> WHAT IS EXPECTED
Provide a verbatim copy of all the records below, leaving the images out.

------ GIVEN DATA

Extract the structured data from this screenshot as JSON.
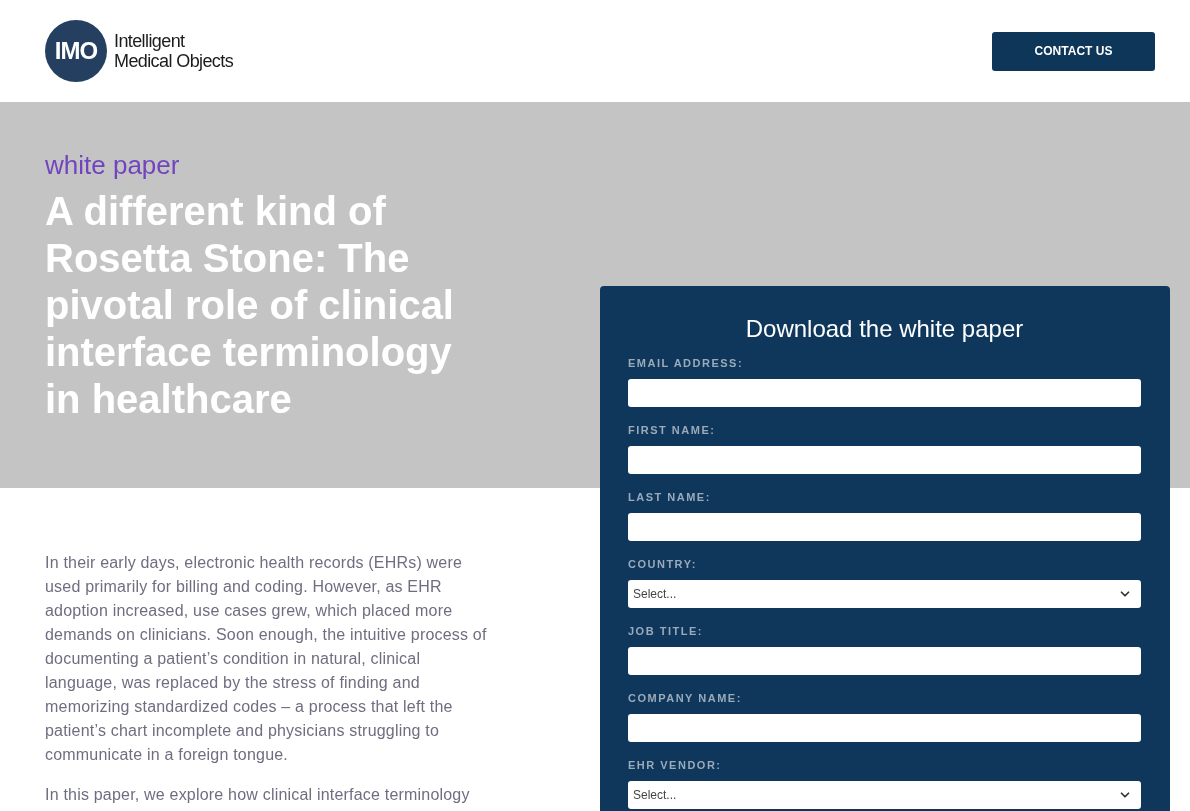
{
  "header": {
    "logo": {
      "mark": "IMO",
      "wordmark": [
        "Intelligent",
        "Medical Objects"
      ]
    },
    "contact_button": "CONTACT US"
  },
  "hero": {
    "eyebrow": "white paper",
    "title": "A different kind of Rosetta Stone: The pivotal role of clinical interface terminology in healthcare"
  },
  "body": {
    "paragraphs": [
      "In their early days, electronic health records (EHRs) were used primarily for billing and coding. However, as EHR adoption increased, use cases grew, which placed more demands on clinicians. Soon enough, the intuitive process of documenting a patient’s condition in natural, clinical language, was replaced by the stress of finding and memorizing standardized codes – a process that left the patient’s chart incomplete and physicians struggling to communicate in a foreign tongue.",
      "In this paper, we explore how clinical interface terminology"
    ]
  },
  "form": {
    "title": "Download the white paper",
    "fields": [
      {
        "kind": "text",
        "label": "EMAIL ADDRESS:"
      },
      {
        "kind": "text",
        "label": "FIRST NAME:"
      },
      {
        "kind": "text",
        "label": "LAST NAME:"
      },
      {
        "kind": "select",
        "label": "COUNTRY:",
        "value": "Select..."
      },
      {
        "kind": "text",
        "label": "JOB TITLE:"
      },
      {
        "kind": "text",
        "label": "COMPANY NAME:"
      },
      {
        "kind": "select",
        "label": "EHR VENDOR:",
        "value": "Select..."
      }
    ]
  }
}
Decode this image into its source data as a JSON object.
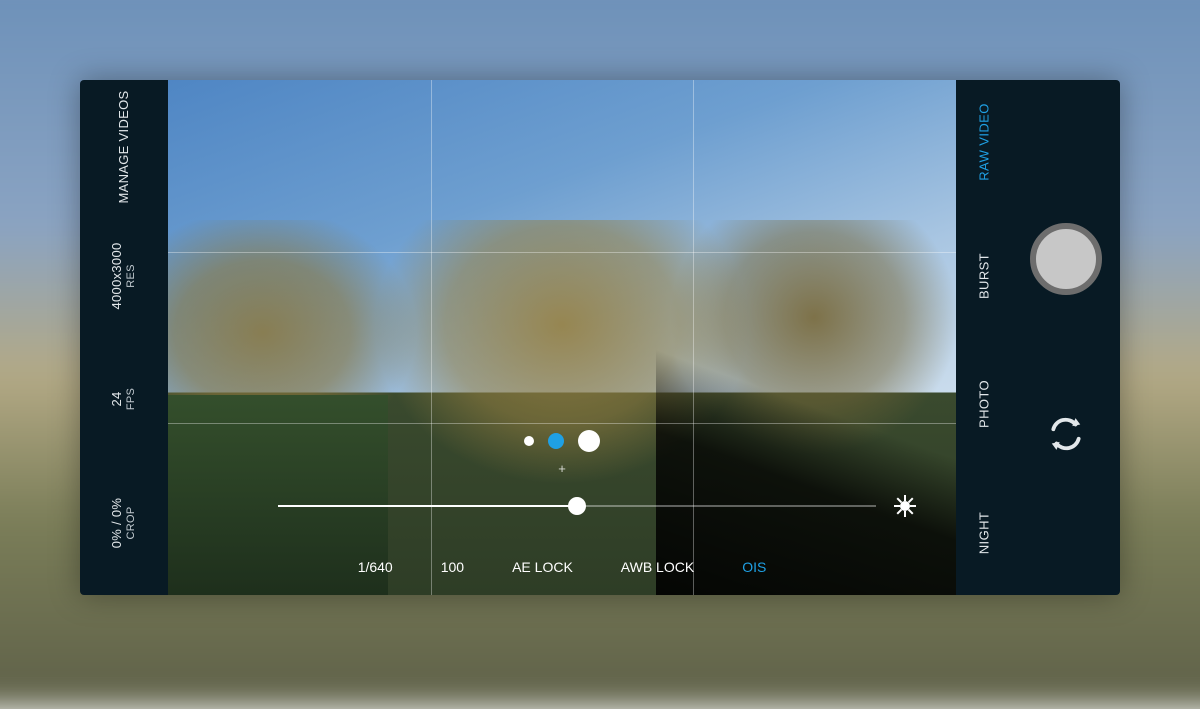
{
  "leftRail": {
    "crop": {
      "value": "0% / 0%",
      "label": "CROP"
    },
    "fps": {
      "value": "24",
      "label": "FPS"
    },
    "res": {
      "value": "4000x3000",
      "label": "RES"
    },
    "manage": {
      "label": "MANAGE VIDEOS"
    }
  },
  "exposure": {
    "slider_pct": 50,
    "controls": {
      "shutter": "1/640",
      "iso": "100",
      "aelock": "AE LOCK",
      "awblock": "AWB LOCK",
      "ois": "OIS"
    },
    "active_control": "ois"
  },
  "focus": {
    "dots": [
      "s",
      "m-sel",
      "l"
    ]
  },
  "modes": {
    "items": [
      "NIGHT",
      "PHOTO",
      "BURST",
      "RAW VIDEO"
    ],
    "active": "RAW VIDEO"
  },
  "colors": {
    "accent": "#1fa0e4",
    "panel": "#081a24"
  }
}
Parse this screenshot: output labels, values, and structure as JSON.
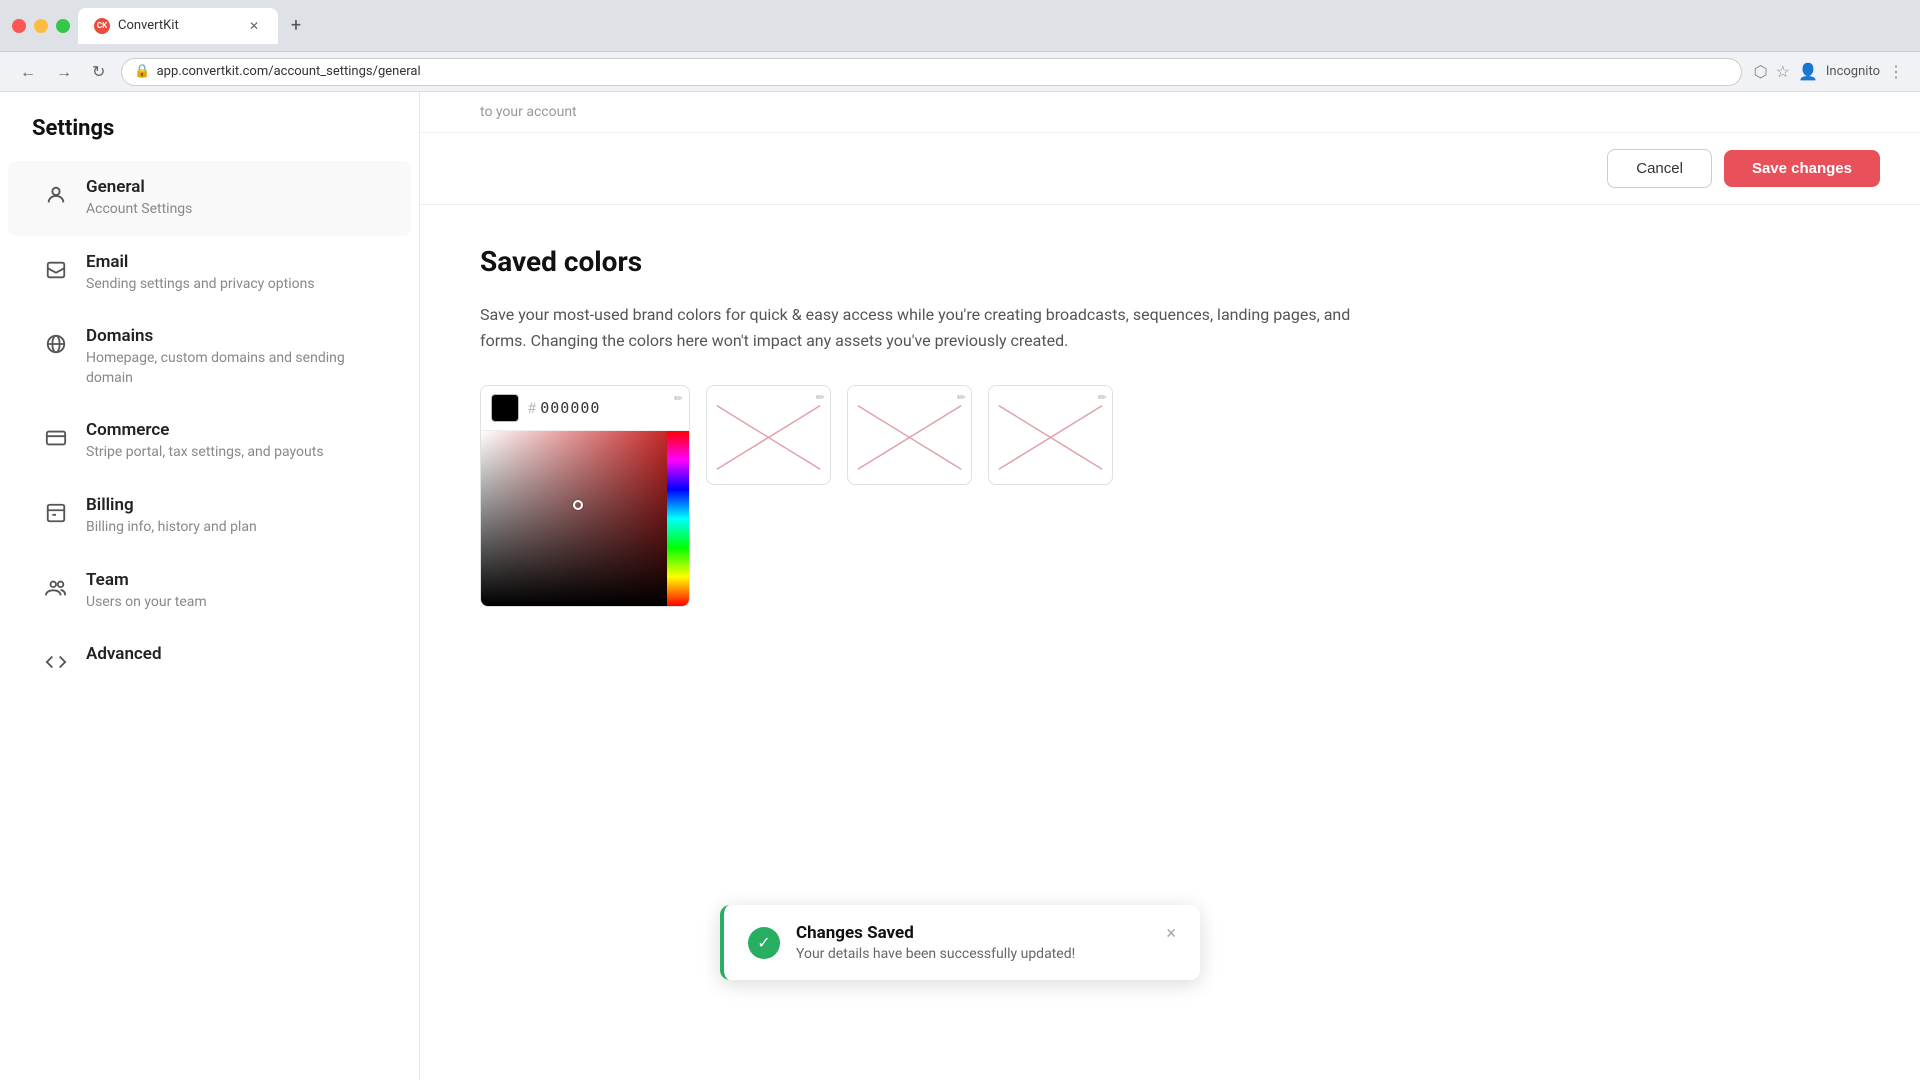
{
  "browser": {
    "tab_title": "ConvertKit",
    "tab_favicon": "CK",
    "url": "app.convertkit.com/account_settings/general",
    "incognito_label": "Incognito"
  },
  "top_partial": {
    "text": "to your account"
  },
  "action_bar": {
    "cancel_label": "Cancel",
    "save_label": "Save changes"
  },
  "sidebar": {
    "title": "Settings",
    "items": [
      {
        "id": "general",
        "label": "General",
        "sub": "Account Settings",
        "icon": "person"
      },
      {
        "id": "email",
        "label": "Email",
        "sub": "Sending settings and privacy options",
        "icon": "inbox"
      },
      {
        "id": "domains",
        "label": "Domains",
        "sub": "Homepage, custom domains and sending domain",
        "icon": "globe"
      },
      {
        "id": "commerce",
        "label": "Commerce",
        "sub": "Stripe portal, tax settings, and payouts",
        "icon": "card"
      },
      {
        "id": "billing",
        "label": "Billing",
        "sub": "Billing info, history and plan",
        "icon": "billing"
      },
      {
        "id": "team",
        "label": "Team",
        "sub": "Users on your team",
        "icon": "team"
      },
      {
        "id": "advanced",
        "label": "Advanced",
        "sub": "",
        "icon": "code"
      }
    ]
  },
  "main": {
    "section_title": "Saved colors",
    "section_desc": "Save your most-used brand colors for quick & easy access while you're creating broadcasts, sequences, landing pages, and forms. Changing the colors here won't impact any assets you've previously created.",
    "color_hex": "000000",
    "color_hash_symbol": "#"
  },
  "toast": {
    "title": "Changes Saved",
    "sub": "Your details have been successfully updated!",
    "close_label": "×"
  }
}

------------

> ANSWER
Extract the structured data from this screenshot as JSON.
{
  "header": {
    "logo": {
      "mark": "IMO",
      "wordmark": [
        "Intelligent",
        "Medical Objects"
      ]
    },
    "contact_button": "CONTACT US"
  },
  "hero": {
    "eyebrow": "white paper",
    "title": "A different kind of Rosetta Stone: The pivotal role of clinical interface terminology in healthcare"
  },
  "body": {
    "paragraphs": [
      "In their early days, electronic health records (EHRs) were used primarily for billing and coding. However, as EHR adoption increased, use cases grew, which placed more demands on clinicians. Soon enough, the intuitive process of documenting a patient’s condition in natural, clinical language, was replaced by the stress of finding and memorizing standardized codes – a process that left the patient’s chart incomplete and physicians struggling to communicate in a foreign tongue.",
      "In this paper, we explore how clinical interface terminology"
    ]
  },
  "form": {
    "title": "Download the white paper",
    "fields": [
      {
        "kind": "text",
        "label": "EMAIL ADDRESS:"
      },
      {
        "kind": "text",
        "label": "FIRST NAME:"
      },
      {
        "kind": "text",
        "label": "LAST NAME:"
      },
      {
        "kind": "select",
        "label": "COUNTRY:",
        "value": "Select..."
      },
      {
        "kind": "text",
        "label": "JOB TITLE:"
      },
      {
        "kind": "text",
        "label": "COMPANY NAME:"
      },
      {
        "kind": "select",
        "label": "EHR VENDOR:",
        "value": "Select..."
      }
    ]
  }
}
Decode this image into its source data as a JSON object.
{
  "leftRail": {
    "crop": {
      "value": "0% / 0%",
      "label": "CROP"
    },
    "fps": {
      "value": "24",
      "label": "FPS"
    },
    "res": {
      "value": "4000x3000",
      "label": "RES"
    },
    "manage": {
      "label": "MANAGE VIDEOS"
    }
  },
  "exposure": {
    "slider_pct": 50,
    "controls": {
      "shutter": "1/640",
      "iso": "100",
      "aelock": "AE LOCK",
      "awblock": "AWB LOCK",
      "ois": "OIS"
    },
    "active_control": "ois"
  },
  "focus": {
    "dots": [
      "s",
      "m-sel",
      "l"
    ]
  },
  "modes": {
    "items": [
      "NIGHT",
      "PHOTO",
      "BURST",
      "RAW VIDEO"
    ],
    "active": "RAW VIDEO"
  },
  "colors": {
    "accent": "#1fa0e4",
    "panel": "#081a24"
  }
}
Parse this screenshot: output labels, values, and structure as JSON.
{
  "browser": {
    "tab_title": "ConvertKit",
    "tab_favicon": "CK",
    "url": "app.convertkit.com/account_settings/general",
    "incognito_label": "Incognito"
  },
  "top_partial": {
    "text": "to your account"
  },
  "action_bar": {
    "cancel_label": "Cancel",
    "save_label": "Save changes"
  },
  "sidebar": {
    "title": "Settings",
    "items": [
      {
        "id": "general",
        "label": "General",
        "sub": "Account Settings",
        "icon": "person"
      },
      {
        "id": "email",
        "label": "Email",
        "sub": "Sending settings and privacy options",
        "icon": "inbox"
      },
      {
        "id": "domains",
        "label": "Domains",
        "sub": "Homepage, custom domains and sending domain",
        "icon": "globe"
      },
      {
        "id": "commerce",
        "label": "Commerce",
        "sub": "Stripe portal, tax settings, and payouts",
        "icon": "card"
      },
      {
        "id": "billing",
        "label": "Billing",
        "sub": "Billing info, history and plan",
        "icon": "billing"
      },
      {
        "id": "team",
        "label": "Team",
        "sub": "Users on your team",
        "icon": "team"
      },
      {
        "id": "advanced",
        "label": "Advanced",
        "sub": "",
        "icon": "code"
      }
    ]
  },
  "main": {
    "section_title": "Saved colors",
    "section_desc": "Save your most-used brand colors for quick & easy access while you're creating broadcasts, sequences, landing pages, and forms. Changing the colors here won't impact any assets you've previously created.",
    "color_hex": "000000",
    "color_hash_symbol": "#"
  },
  "toast": {
    "title": "Changes Saved",
    "sub": "Your details have been successfully updated!",
    "close_label": "×"
  }
}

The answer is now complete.